**TASK DESCRIPTION:** Your task is to find every line in the records that holds the string "image" and copy it.
=== AVAILABLE RECORDS ===
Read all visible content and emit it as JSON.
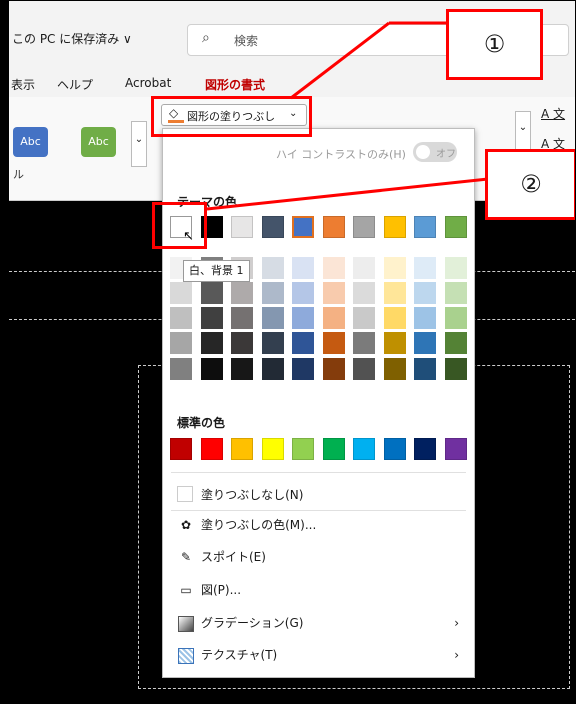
{
  "titlebar": {
    "save_status": "この PC に保存済み ∨",
    "search_placeholder": "検索"
  },
  "menubar": {
    "items": [
      "表示",
      "ヘルプ",
      "Acrobat",
      "図形の書式"
    ]
  },
  "ribbon": {
    "shape_styles": [
      {
        "label": "Abc",
        "color": "#4472c4"
      },
      {
        "label": "Abc",
        "color": "#70ad47"
      }
    ],
    "group_label": "ル",
    "fill_button": {
      "label": "図形の塗りつぶし",
      "chevron": "⌄"
    },
    "right_text_1": "文",
    "right_text_2": "文"
  },
  "dropdown": {
    "high_contrast_label": "ハイ コントラストのみ(H)",
    "toggle_text": "オフ",
    "theme_title": "テーマの色",
    "tooltip": "白、背景 1",
    "theme_colors": [
      "#ffffff",
      "#000000",
      "#e7e6e6",
      "#44546a",
      "#4472c4",
      "#ed7d31",
      "#a5a5a5",
      "#ffc000",
      "#5b9bd5",
      "#70ad47"
    ],
    "theme_tones": [
      [
        "#f2f2f2",
        "#d9d9d9",
        "#bfbfbf",
        "#a6a6a6",
        "#808080"
      ],
      [
        "#7f7f7f",
        "#595959",
        "#404040",
        "#262626",
        "#0d0d0d"
      ],
      [
        "#d0cece",
        "#aeaaaa",
        "#757171",
        "#3b3838",
        "#171717"
      ],
      [
        "#d6dce4",
        "#adb9ca",
        "#8497b0",
        "#333f4f",
        "#222a35"
      ],
      [
        "#d9e2f3",
        "#b4c6e7",
        "#8eaadb",
        "#2f5597",
        "#1f3864"
      ],
      [
        "#fbe5d6",
        "#f8cbad",
        "#f4b183",
        "#c55a11",
        "#843c0c"
      ],
      [
        "#ededed",
        "#dbdbdb",
        "#c9c9c9",
        "#7b7b7b",
        "#525252"
      ],
      [
        "#fff2cc",
        "#ffe699",
        "#ffd966",
        "#bf9000",
        "#7f6000"
      ],
      [
        "#deebf7",
        "#bdd7ee",
        "#9dc3e6",
        "#2e75b6",
        "#1f4e79"
      ],
      [
        "#e2f0d9",
        "#c5e0b4",
        "#a9d18e",
        "#548235",
        "#385723"
      ]
    ],
    "standard_title": "標準の色",
    "standard_colors": [
      "#c00000",
      "#ff0000",
      "#ffc000",
      "#ffff00",
      "#92d050",
      "#00b050",
      "#00b0f0",
      "#0070c0",
      "#002060",
      "#7030a0"
    ],
    "items": {
      "no_fill": "塗りつぶしなし(N)",
      "more_colors": "塗りつぶしの色(M)...",
      "eyedropper": "スポイト(E)",
      "picture": "図(P)...",
      "gradient": "グラデーション(G)",
      "texture": "テクスチャ(T)",
      "arrow": "›"
    }
  },
  "annotations": {
    "callout_1": "①",
    "callout_2": "②"
  },
  "icons": {
    "search": "⌕",
    "paint_bucket": "🪣",
    "palette": "🎨",
    "eyedropper": "✎",
    "picture": "🖼",
    "cursor": "↖"
  },
  "accent_colors": {
    "highlight": "#ff0000",
    "selected_swatch_border": "#e07020",
    "active_menu": "#c00000"
  }
}
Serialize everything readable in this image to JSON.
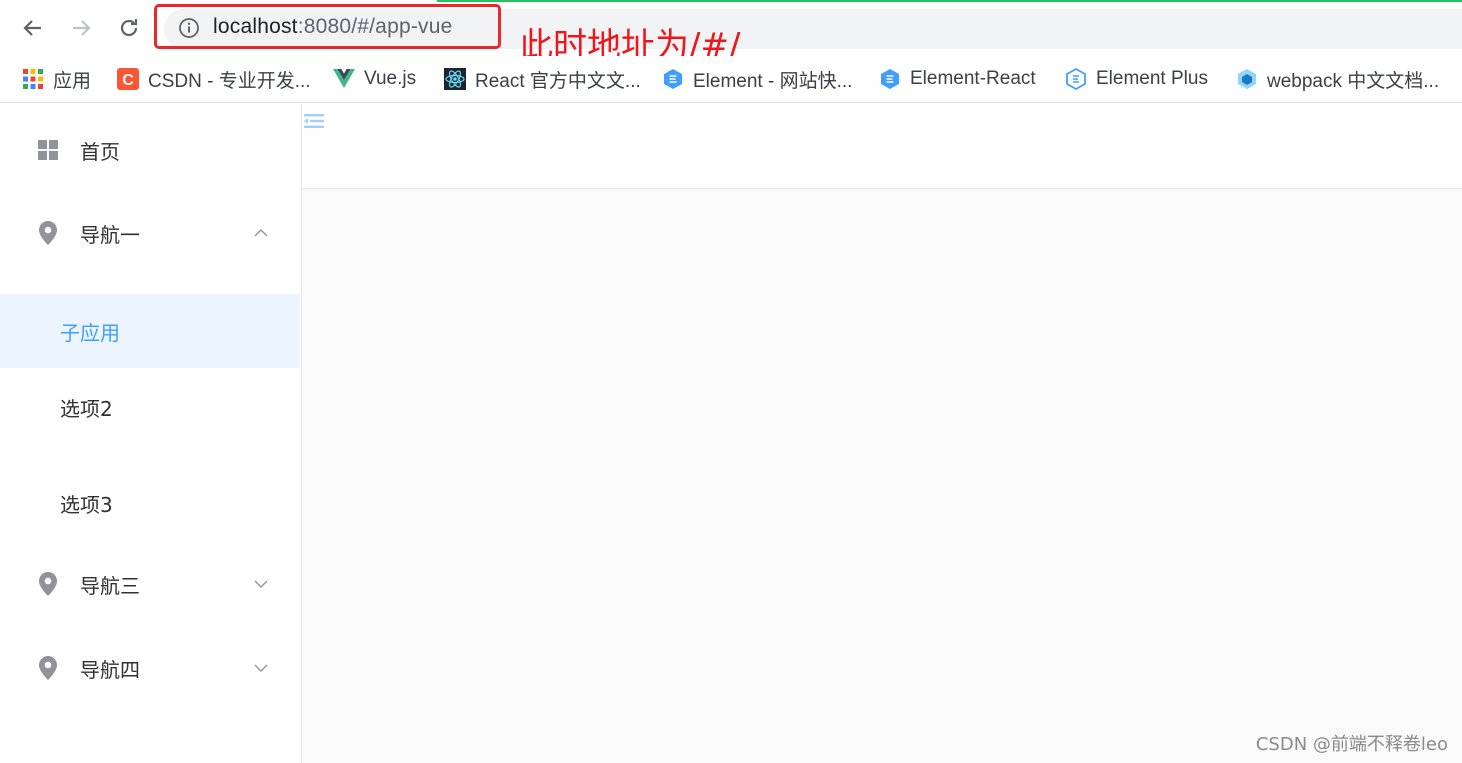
{
  "browser": {
    "url_host": "localhost",
    "url_path": ":8080/#/app-vue",
    "annotation": "此时地址为/#/",
    "bookmarks": [
      {
        "label": "应用",
        "icon": "apps-grid-icon"
      },
      {
        "label": "CSDN - 专业开发...",
        "icon": "csdn-icon"
      },
      {
        "label": "Vue.js",
        "icon": "vue-icon"
      },
      {
        "label": "React 官方中文文...",
        "icon": "react-icon"
      },
      {
        "label": "Element - 网站快...",
        "icon": "element-icon"
      },
      {
        "label": "Element-React",
        "icon": "element-icon"
      },
      {
        "label": "Element Plus",
        "icon": "element-plus-icon"
      },
      {
        "label": "webpack 中文文档...",
        "icon": "webpack-icon"
      }
    ]
  },
  "sidebar": {
    "home": {
      "label": "首页",
      "icon": "grid-icon"
    },
    "nav1": {
      "label": "导航一",
      "icon": "location-icon",
      "expanded": true
    },
    "nav1_items": [
      {
        "label": "子应用",
        "active": true
      },
      {
        "label": "选项2",
        "active": false
      },
      {
        "label": "选项3",
        "active": false
      }
    ],
    "nav3": {
      "label": "导航三",
      "icon": "location-icon",
      "expanded": false
    },
    "nav4": {
      "label": "导航四",
      "icon": "location-icon",
      "expanded": false
    }
  },
  "colors": {
    "accent": "#409eff",
    "active_bg": "#ecf5ff",
    "highlight_red": "#e8282b"
  },
  "watermark": "CSDN @前端不释卷leo"
}
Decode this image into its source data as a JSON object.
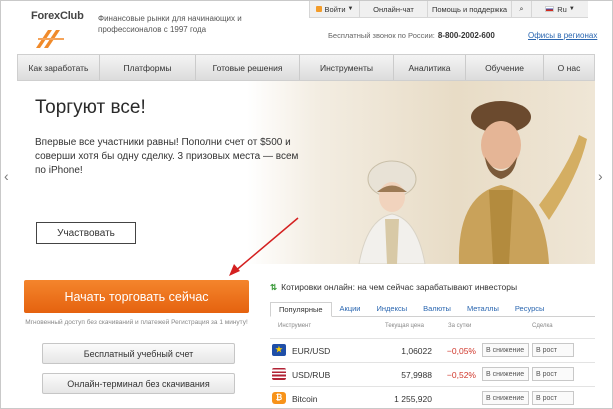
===
**EXPECTED OUTPUT:**
Serialize everything readable in this image to JSON.
Decode this image into its source data as a JSON object.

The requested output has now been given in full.